::: DATA RECORDS

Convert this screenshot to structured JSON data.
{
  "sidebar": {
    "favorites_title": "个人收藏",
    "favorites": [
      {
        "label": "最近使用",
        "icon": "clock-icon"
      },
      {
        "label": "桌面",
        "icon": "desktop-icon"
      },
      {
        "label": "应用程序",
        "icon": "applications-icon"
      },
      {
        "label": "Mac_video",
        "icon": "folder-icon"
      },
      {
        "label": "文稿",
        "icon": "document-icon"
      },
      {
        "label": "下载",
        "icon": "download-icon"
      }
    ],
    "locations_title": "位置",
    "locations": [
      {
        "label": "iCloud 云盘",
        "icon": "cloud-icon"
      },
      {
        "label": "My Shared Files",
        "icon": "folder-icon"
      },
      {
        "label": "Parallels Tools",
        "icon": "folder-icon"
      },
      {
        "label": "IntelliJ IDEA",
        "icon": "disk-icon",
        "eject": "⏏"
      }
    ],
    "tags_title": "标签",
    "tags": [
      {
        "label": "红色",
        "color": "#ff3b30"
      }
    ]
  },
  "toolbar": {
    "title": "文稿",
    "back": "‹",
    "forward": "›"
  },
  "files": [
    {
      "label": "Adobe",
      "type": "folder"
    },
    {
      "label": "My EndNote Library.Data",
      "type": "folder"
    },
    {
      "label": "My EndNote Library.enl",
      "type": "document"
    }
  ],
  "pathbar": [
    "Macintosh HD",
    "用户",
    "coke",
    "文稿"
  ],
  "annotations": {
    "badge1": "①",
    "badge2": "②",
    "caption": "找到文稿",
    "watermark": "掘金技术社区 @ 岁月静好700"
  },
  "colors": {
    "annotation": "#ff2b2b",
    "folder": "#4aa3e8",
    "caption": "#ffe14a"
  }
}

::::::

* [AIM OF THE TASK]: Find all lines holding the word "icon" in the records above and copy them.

* [RESPONSE TO THIS EXERCISE]:
        "icon": "clock-icon"
        "icon": "desktop-icon"
        "icon": "applications-icon"
        "icon": "folder-icon"
        "icon": "document-icon"
        "icon": "download-icon"
        "icon": "cloud-icon"
        "icon": "folder-icon"
        "icon": "folder-icon"
        "icon": "disk-icon",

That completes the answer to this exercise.